If you still have problems sleeping or feel chronically tired, you could have a serious sleep disorder such as sleep apnea and snoring, narcolepsy, insomnia, periodic limb movements or parasomnias such as sleepwalking or nightmares. If left untreated, such disorders can lead to excessive fatigue, a wide variety of serious health conditions, and accidents at work, on the road or even at home.

If you're unsure of how much sleep is appropriate for you or a loved one, see the National Sleep Foundation's sleep duration recommendations below:

Age Recommended       Not Recommended
Newborns (0-3 months) 14 to 17 hours Less than 11 hours / More than 19 hours
Infants (4-11 months) 12 to 15 hours Less than 10 hours / More than 18 hours
Toddlers (1-2 years) 11 to 14 hours Less than 9 hours / More than 16 hours
Preschoolers (3-5 years) 10 to 13 hours Less than 8 hours / More than 14 hours
School-aged children (6-13 years)       9 to 11 hours Less than 7 hours / More than 12 hours
Teenagers (14-17 years) 8 to 10 hours Less than 7 hours / More than 11 hours
Young adults (18-25 years) 7 to 9 hours Less than 6 hours / More than 11 hours
Adults (26-64 years) 7 to 9 hours Less than 6 hours / More than 10 hours
Older adults (65+ years) 7 to 8 hours Less than 5 hours / More than 9 hours

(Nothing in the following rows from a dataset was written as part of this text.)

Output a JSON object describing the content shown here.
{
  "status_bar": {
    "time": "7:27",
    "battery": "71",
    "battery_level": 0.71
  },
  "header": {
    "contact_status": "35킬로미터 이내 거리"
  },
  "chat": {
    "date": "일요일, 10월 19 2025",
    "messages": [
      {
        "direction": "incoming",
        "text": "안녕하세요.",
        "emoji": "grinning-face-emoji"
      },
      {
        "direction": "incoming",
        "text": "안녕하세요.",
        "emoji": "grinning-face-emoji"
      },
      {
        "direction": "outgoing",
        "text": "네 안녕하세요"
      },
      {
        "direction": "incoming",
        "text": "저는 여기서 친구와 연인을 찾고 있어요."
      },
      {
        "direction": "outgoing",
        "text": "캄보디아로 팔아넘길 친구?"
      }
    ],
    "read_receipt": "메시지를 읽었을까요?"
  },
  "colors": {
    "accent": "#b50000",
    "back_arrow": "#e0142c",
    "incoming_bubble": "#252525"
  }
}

If you have a problem with sleep, talk to your physician and call the Center at 989.583.2930.